39th EVA International (Phase 2)
Phase 2 of the 39th EVA International was the second of a three-phase exhibition programme that unfolded across venues in Limerick city and online, from 2 July – 22 August 2021. It featured 14 presentations by Irish and international artists and collaborating curators across exhibition venues Park Point, Sailor’s Home and spacecraft, remotely and online.
The 39th EVA International took its reference from the “Golden Vein,” a 19th-century descriptor for the agricultural bounty of the Limerick region, and across all phases of the programme it sought to question ideas of land and its contested values in the context of Ireland today. Through the work of the participating artists, these questions extended to broader considerations of how we relate to land in terms of ideology, identity, and resource.
The Guest Programme titled Little did they know, curated by Merve Elveren, featured artists Diego Bruno, Barış Doğrusöz, Melanie Jackson & Esther Leslie, Amy Lien & Enzo Camacho, Hana Miletić, Deirdre O’Mahony, Richard Proffitt, Mario Rizzi, and Aykan Safoğlu and presentations by Asia Art Archives’ Betsy Damon Archive: Keepers of the Waters (Chengdu and Lhasa) and Kosovo Oral History Initiative’s Reconciliation of Blood Feuds Campaign 1990-1991. The Little did they know online platform available to view here, brought together content and resources that expanded upon individual works and research-based projects represented in the exhibition.
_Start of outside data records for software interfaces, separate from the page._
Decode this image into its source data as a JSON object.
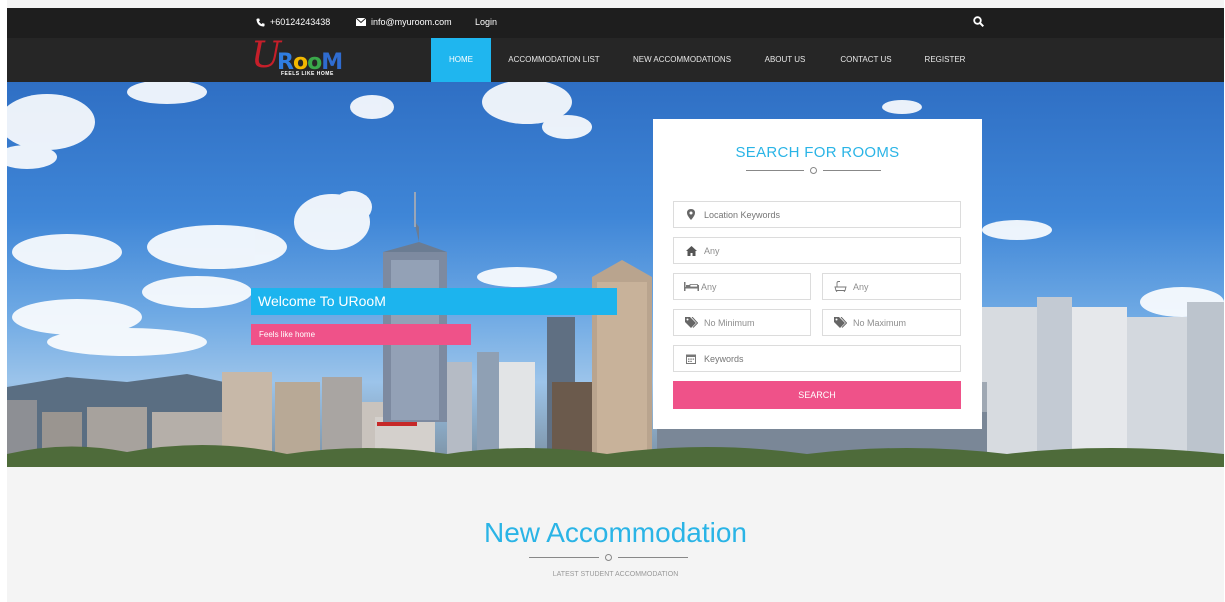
{
  "topbar": {
    "phone": "+60124243438",
    "email": "info@myuroom.com",
    "login": "Login",
    "icons": {
      "phone": "phone-icon",
      "email": "envelope-icon",
      "search": "search-icon"
    }
  },
  "logo": {
    "letter_u": "U",
    "letters": [
      "R",
      "o",
      "o",
      "M"
    ],
    "letter_colors": [
      "#2f7de1",
      "#f2b800",
      "#3aa84a",
      "#2f6cd0"
    ],
    "u_color": "#c61f2a",
    "tagline": "FEELS LIKE HOME"
  },
  "nav": {
    "items": [
      {
        "label": "HOME",
        "active": true
      },
      {
        "label": "ACCOMMODATION LIST",
        "active": false
      },
      {
        "label": "NEW ACCOMMODATIONS",
        "active": false
      },
      {
        "label": "ABOUT US",
        "active": false
      },
      {
        "label": "CONTACT US",
        "active": false
      },
      {
        "label": "REGISTER",
        "active": false
      }
    ]
  },
  "hero": {
    "welcome": "Welcome To URooM",
    "tagline": "Feels like home"
  },
  "search": {
    "title": "SEARCH FOR ROOMS",
    "location_placeholder": "Location Keywords",
    "type_value": "Any",
    "bedrooms_value": "Any",
    "bathrooms_value": "Any",
    "min_price_value": "No Minimum",
    "max_price_value": "No Maximum",
    "keywords_placeholder": "Keywords",
    "button_label": "SEARCH",
    "icons": [
      "map-marker-icon",
      "home-icon",
      "bed-icon",
      "bath-icon",
      "tag-icon",
      "tag-icon",
      "calendar-icon"
    ]
  },
  "section": {
    "title": "New Accommodation",
    "subtitle": "LATEST STUDENT ACCOMMODATION"
  },
  "colors": {
    "accent_blue": "#1fb6ef",
    "accent_pink": "#ef5289",
    "topbar_bg": "#1e1e1e",
    "navbar_bg": "#262626"
  }
}
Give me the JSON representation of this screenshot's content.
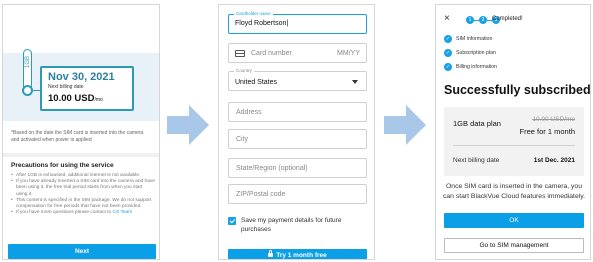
{
  "colors": {
    "accent": "#0a9fe6",
    "arrow": "#a9c7e8",
    "timeline": "#2c9ab7"
  },
  "panel1": {
    "timeline_label": "1GB",
    "billing_date": "Nov 30, 2021",
    "billing_caption": "Next billing date",
    "price": "10.00 USD",
    "price_unit": "/mo",
    "note": "*Based on the date the SIM card is inserted into the camera and activated when power is applied",
    "precautions_title": "Precautions for using the service",
    "precautions": [
      "After 1GB is exhausted, additional internet is not available.",
      "If you have already inserted a SIM card into the camera and have been using it, the free trial period starts from when you start using it.",
      "This content is specified in the SIM package. We do not support compensation for free periods that have not been provided.",
      "If you have more questions please contact to"
    ],
    "cs_link": "CS Team",
    "next_button": "Next"
  },
  "panel2": {
    "name_label": "Cardholder name",
    "name_value": "Floyd Robertson|",
    "card_placeholder": "Card number",
    "expiry_placeholder": "MM/YY",
    "country_label": "Country",
    "country_value": "United States",
    "address_placeholder": "Address",
    "city_placeholder": "City",
    "state_placeholder": "State/Region (optional)",
    "zip_placeholder": "ZIP/Postal code",
    "save_label": "Save my payment details for future purchases",
    "try_button": "Try 1 month free"
  },
  "panel3": {
    "close_icon": "×",
    "steps": [
      "1",
      "2",
      "3"
    ],
    "status": "Completed!",
    "checklist": [
      "SIM information",
      "Subscription plan",
      "Billing information"
    ],
    "title": "Successfully subscribed!",
    "plan_name": "1GB data plan",
    "plan_old_price": "10.00 USD/mo",
    "plan_offer": "Free for 1 month",
    "billing_label": "Next billing date",
    "billing_date": "1st Dec. 2021",
    "message": "Once SIM card is inserted in the camera, you can start BlackVue Cloud features immediately.",
    "ok_button": "OK",
    "sim_button": "Go to SIM management"
  }
}
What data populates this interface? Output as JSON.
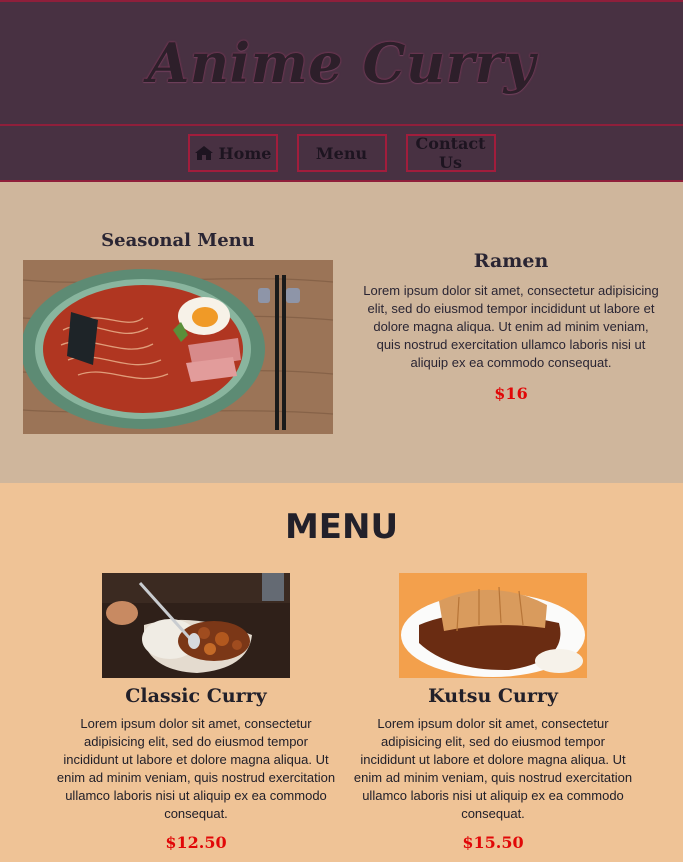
{
  "site": {
    "title": "Anime Curry"
  },
  "nav": {
    "home": "Home",
    "menu": "Menu",
    "contact": "Contact Us"
  },
  "seasonal": {
    "heading": "Seasonal Menu",
    "item": {
      "name": "Ramen",
      "description": "Lorem ipsum dolor sit amet, consectetur adipisicing elit, sed do eiusmod tempor incididunt ut labore et dolore magna aliqua. Ut enim ad minim veniam, quis nostrud exercitation ullamco laboris nisi ut aliquip ex ea commodo consequat.",
      "price": "$16"
    }
  },
  "menu": {
    "heading": "MENU",
    "items": [
      {
        "name": "Classic Curry",
        "description": "Lorem ipsum dolor sit amet, consectetur adipisicing elit, sed do eiusmod tempor incididunt ut labore et dolore magna aliqua. Ut enim ad minim veniam, quis nostrud exercitation ullamco laboris nisi ut aliquip ex ea commodo consequat.",
        "price": "$12.50"
      },
      {
        "name": "Kutsu Curry",
        "description": "Lorem ipsum dolor sit amet, consectetur adipisicing elit, sed do eiusmod tempor incididunt ut labore et dolore magna aliqua. Ut enim ad minim veniam, quis nostrud exercitation ullamco laboris nisi ut aliquip ex ea commodo consequat.",
        "price": "$15.50"
      }
    ]
  },
  "colors": {
    "header_bg": "#483142",
    "border": "#a11d3c",
    "seasonal_bg": "#cfb69c",
    "menu_bg": "#efc396",
    "price": "#e10808"
  },
  "icons": {
    "home": "home-icon"
  }
}
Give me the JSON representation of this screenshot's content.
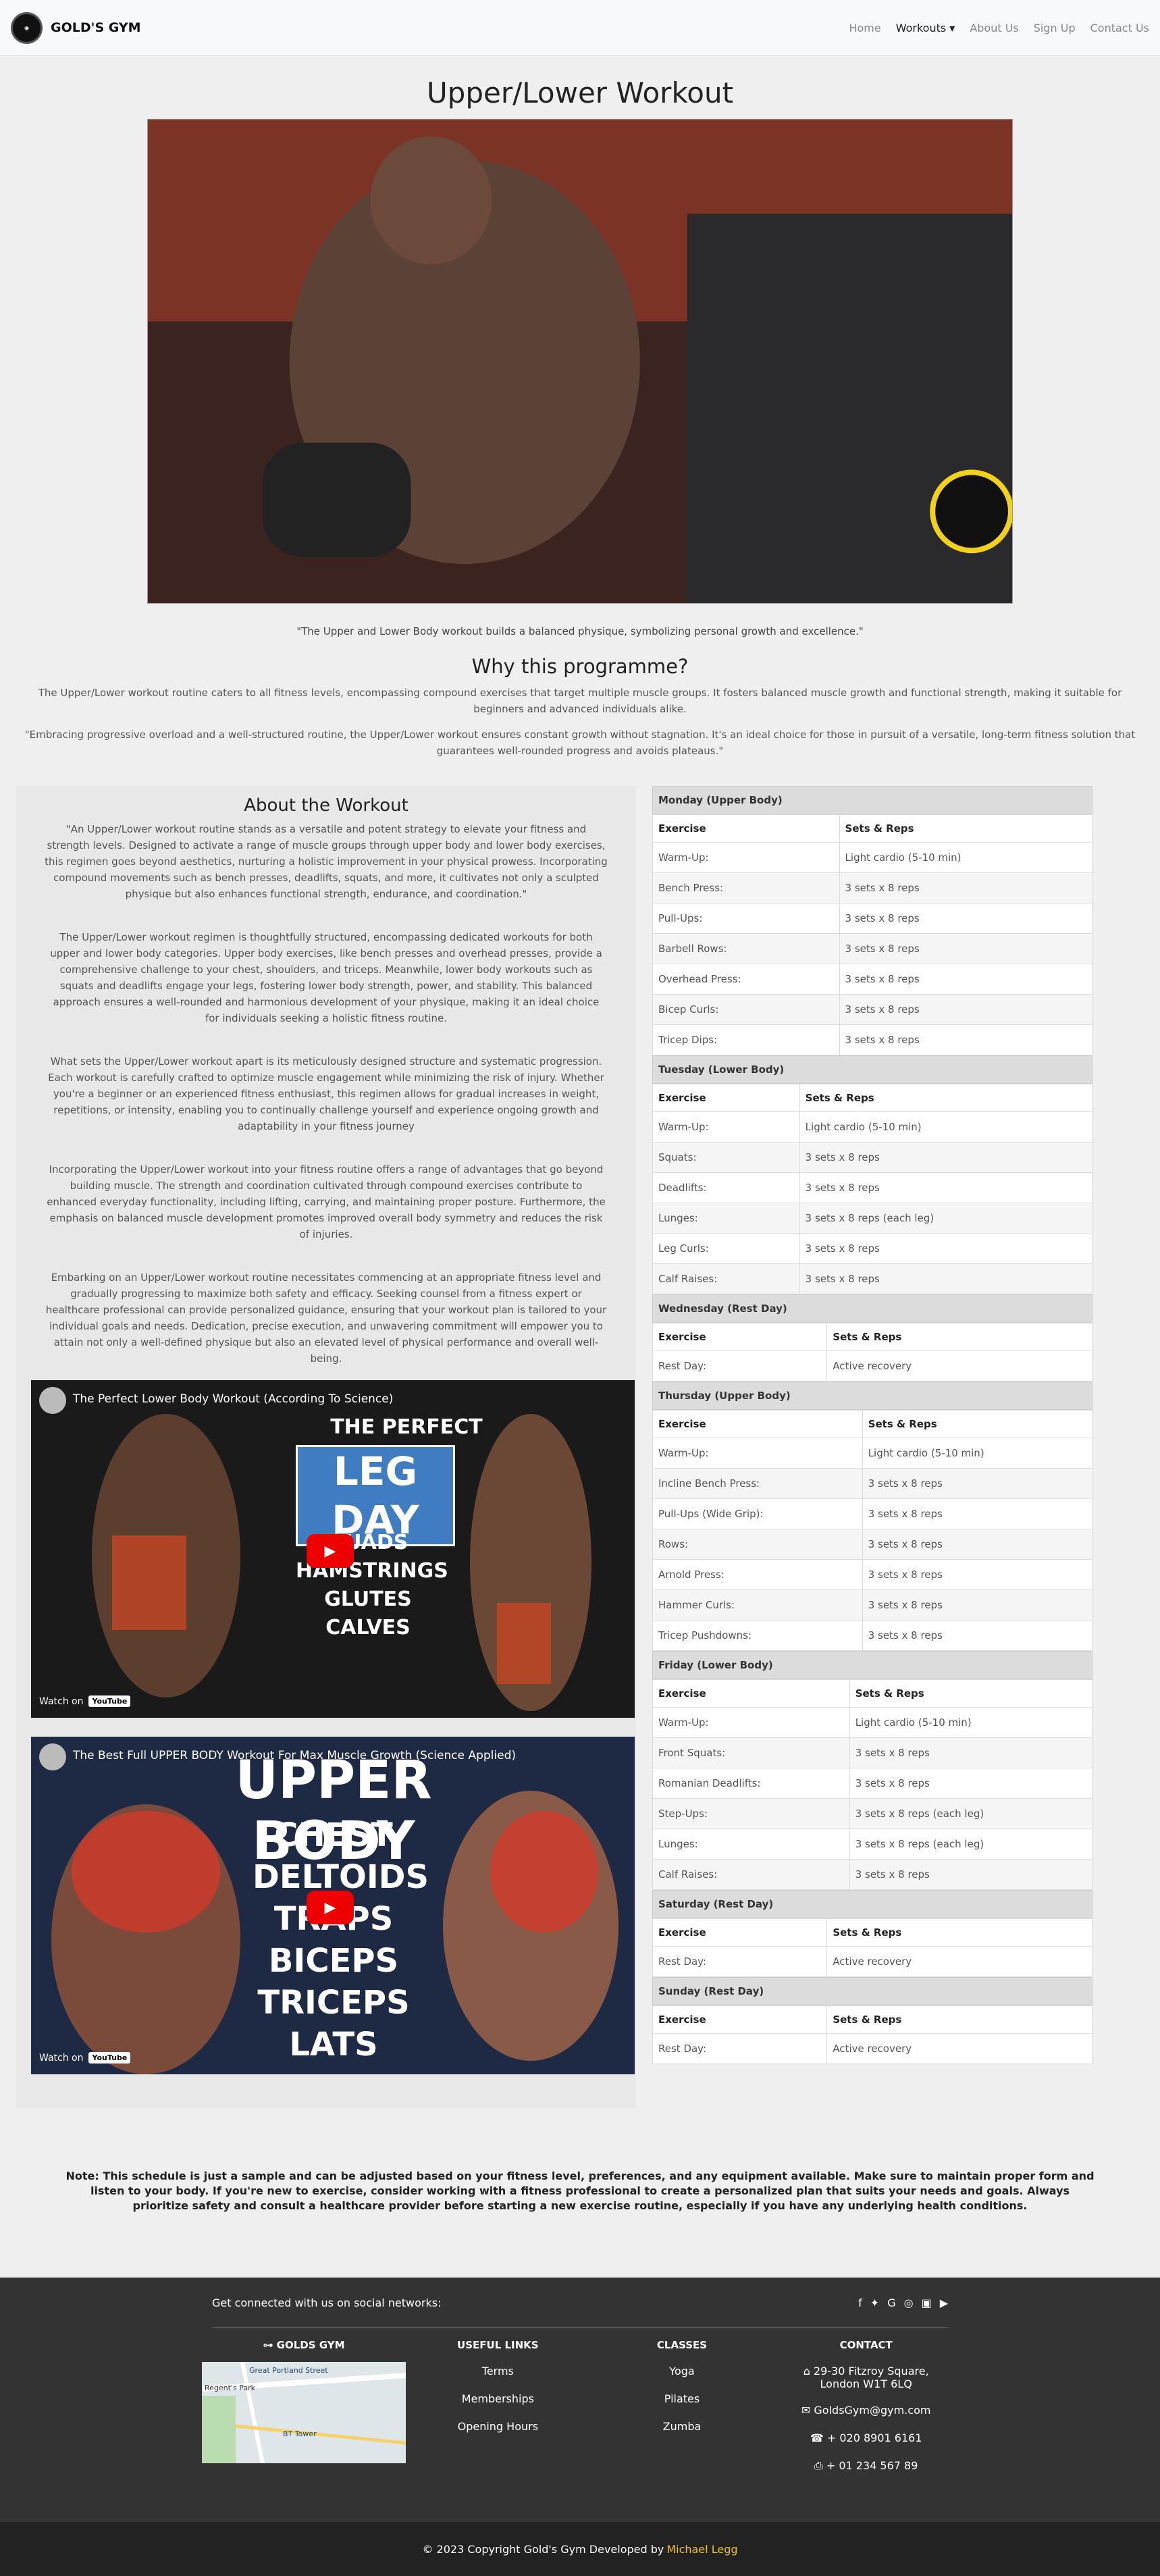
{
  "navbar": {
    "brand": "GOLD'S GYM",
    "links": [
      "Home",
      "Workouts",
      "About Us",
      "Sign Up",
      "Contact Us"
    ],
    "dropdown_indicator": "▾"
  },
  "page": {
    "title": "Upper/Lower Workout",
    "caption": "\"The Upper and Lower Body workout builds a balanced physique, symbolizing personal growth and excellence.\"",
    "why_title": "Why this programme?",
    "why_text1": "The Upper/Lower workout routine caters to all fitness levels, encompassing compound exercises that target multiple muscle groups. It fosters balanced muscle growth and functional strength, making it suitable for beginners and advanced individuals alike.",
    "why_text2": "\"Embracing progressive overload and a well-structured routine, the Upper/Lower workout ensures constant growth without stagnation. It's an ideal choice for those in pursuit of a versatile, long-term fitness solution that guarantees well-rounded progress and avoids plateaus.\""
  },
  "about": {
    "title": "About the Workout",
    "paragraphs": [
      "\"An Upper/Lower workout routine stands as a versatile and potent strategy to elevate your fitness and strength levels. Designed to activate a range of muscle groups through upper body and lower body exercises, this regimen goes beyond aesthetics, nurturing a holistic improvement in your physical prowess. Incorporating compound movements such as bench presses, deadlifts, squats, and more, it cultivates not only a sculpted physique but also enhances functional strength, endurance, and coordination.\"",
      "The Upper/Lower workout regimen is thoughtfully structured, encompassing dedicated workouts for both upper and lower body categories. Upper body exercises, like bench presses and overhead presses, provide a comprehensive challenge to your chest, shoulders, and triceps. Meanwhile, lower body workouts such as squats and deadlifts engage your legs, fostering lower body strength, power, and stability. This balanced approach ensures a well-rounded and harmonious development of your physique, making it an ideal choice for individuals seeking a holistic fitness routine.",
      "What sets the Upper/Lower workout apart is its meticulously designed structure and systematic progression. Each workout is carefully crafted to optimize muscle engagement while minimizing the risk of injury. Whether you're a beginner or an experienced fitness enthusiast, this regimen allows for gradual increases in weight, repetitions, or intensity, enabling you to continually challenge yourself and experience ongoing growth and adaptability in your fitness journey",
      "Incorporating the Upper/Lower workout into your fitness routine offers a range of advantages that go beyond building muscle. The strength and coordination cultivated through compound exercises contribute to enhanced everyday functionality, including lifting, carrying, and maintaining proper posture. Furthermore, the emphasis on balanced muscle development promotes improved overall body symmetry and reduces the risk of injuries.",
      "Embarking on an Upper/Lower workout routine necessitates commencing at an appropriate fitness level and gradually progressing to maximize both safety and efficacy. Seeking counsel from a fitness expert or healthcare professional can provide personalized guidance, ensuring that your workout plan is tailored to your individual goals and needs. Dedication, precise execution, and unwavering commitment will empower you to attain not only a well-defined physique but also an elevated level of physical performance and overall well-being."
    ]
  },
  "videos": [
    {
      "title": "The Perfect Lower Body Workout (According To Science)",
      "thumb_heading": "THE PERFECT",
      "thumb_big": "LEG DAY",
      "thumb_list": [
        "QUADS",
        "HAMSTRINGS",
        "GLUTES",
        "CALVES"
      ]
    },
    {
      "title": "The Best Full UPPER BODY Workout For Max Muscle Growth (Science Applied)",
      "thumb_big": "UPPER BODY",
      "thumb_list": [
        "CHEST",
        "DELTOIDS",
        "TRAPS",
        "BICEPS",
        "TRICEPS",
        "LATS"
      ]
    }
  ],
  "video_watch": {
    "label": "Watch on",
    "logo": "YouTube"
  },
  "schedule": {
    "col_exercise": "Exercise",
    "col_sets": "Sets & Reps",
    "days": [
      {
        "name": "Monday (Upper Body)",
        "rows": [
          [
            "Warm-Up:",
            "Light cardio (5-10 min)"
          ],
          [
            "Bench Press:",
            "3 sets x 8 reps"
          ],
          [
            "Pull-Ups:",
            "3 sets x 8 reps"
          ],
          [
            "Barbell Rows:",
            "3 sets x 8 reps"
          ],
          [
            "Overhead Press:",
            "3 sets x 8 reps"
          ],
          [
            "Bicep Curls:",
            "3 sets x 8 reps"
          ],
          [
            "Tricep Dips:",
            "3 sets x 8 reps"
          ]
        ]
      },
      {
        "name": "Tuesday (Lower Body)",
        "rows": [
          [
            "Warm-Up:",
            "Light cardio (5-10 min)"
          ],
          [
            "Squats:",
            "3 sets x 8 reps"
          ],
          [
            "Deadlifts:",
            "3 sets x 8 reps"
          ],
          [
            "Lunges:",
            "3 sets x 8 reps (each leg)"
          ],
          [
            "Leg Curls:",
            "3 sets x 8 reps"
          ],
          [
            "Calf Raises:",
            "3 sets x 8 reps"
          ]
        ]
      },
      {
        "name": "Wednesday (Rest Day)",
        "rows": [
          [
            "Rest Day:",
            "Active recovery"
          ]
        ]
      },
      {
        "name": "Thursday (Upper Body)",
        "rows": [
          [
            "Warm-Up:",
            "Light cardio (5-10 min)"
          ],
          [
            "Incline Bench Press:",
            "3 sets x 8 reps"
          ],
          [
            "Pull-Ups (Wide Grip):",
            "3 sets x 8 reps"
          ],
          [
            "Rows:",
            "3 sets x 8 reps"
          ],
          [
            "Arnold Press:",
            "3 sets x 8 reps"
          ],
          [
            "Hammer Curls:",
            "3 sets x 8 reps"
          ],
          [
            "Tricep Pushdowns:",
            "3 sets x 8 reps"
          ]
        ]
      },
      {
        "name": "Friday (Lower Body)",
        "rows": [
          [
            "Warm-Up:",
            "Light cardio (5-10 min)"
          ],
          [
            "Front Squats:",
            "3 sets x 8 reps"
          ],
          [
            "Romanian Deadlifts:",
            "3 sets x 8 reps"
          ],
          [
            "Step-Ups:",
            "3 sets x 8 reps (each leg)"
          ],
          [
            "Lunges:",
            "3 sets x 8 reps (each leg)"
          ],
          [
            "Calf Raises:",
            "3 sets x 8 reps"
          ]
        ]
      },
      {
        "name": "Saturday (Rest Day)",
        "rows": [
          [
            "Rest Day:",
            "Active recovery"
          ]
        ]
      },
      {
        "name": "Sunday (Rest Day)",
        "rows": [
          [
            "Rest Day:",
            "Active recovery"
          ]
        ]
      }
    ]
  },
  "note": "Note: This schedule is just a sample and can be adjusted based on your fitness level, preferences, and any equipment available. Make sure to maintain proper form and listen to your body. If you're new to exercise, consider working with a fitness professional to create a personalized plan that suits your needs and goals. Always prioritize safety and consult a healthcare provider before starting a new exercise routine, especially if you have any underlying health conditions.",
  "footer": {
    "social_text": "Get connected with us on social networks:",
    "gym_title": "GOLDS GYM",
    "useful_title": "USEFUL LINKS",
    "useful": [
      "Terms",
      "Memberships",
      "Opening Hours"
    ],
    "classes_title": "CLASSES",
    "classes": [
      "Yoga",
      "Pilates",
      "Zumba"
    ],
    "contact_title": "CONTACT",
    "address": "29-30 Fitzroy Square, London W1T 6LQ",
    "email": "GoldsGym@gym.com",
    "phone": "+ 020 8901 6161",
    "fax": "+ 01 234 567 89",
    "map_labels": [
      "Great Portland Street",
      "Regent's Park",
      "BT Tower"
    ],
    "copyright": "© 2023 Copyright Gold's Gym Developed by",
    "author": "Michael Legg"
  }
}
Phase 2 featured new commissions as part of EVA’s Platform Commissions, including a video work by Eimear Walshe made available through postal subscription, that considered relationships between sex, sexuality and politics; and the presentation of Áine McBride’s sculptural work that augmented the 19th century architecture of Limerick’s Sailor’s Home. Anca Benera and Arnold Estefan also presented works at spacecraft through the Partnership Projects initiative developed by EVA’s participation in the Magic Carpets network.The presentation investigated the phenomenon of man-made landscapes around the world, where the making and marking of landscape as a form of spatial modification goes hand-in-hand with heightened state violence and the over-exploitation of resources.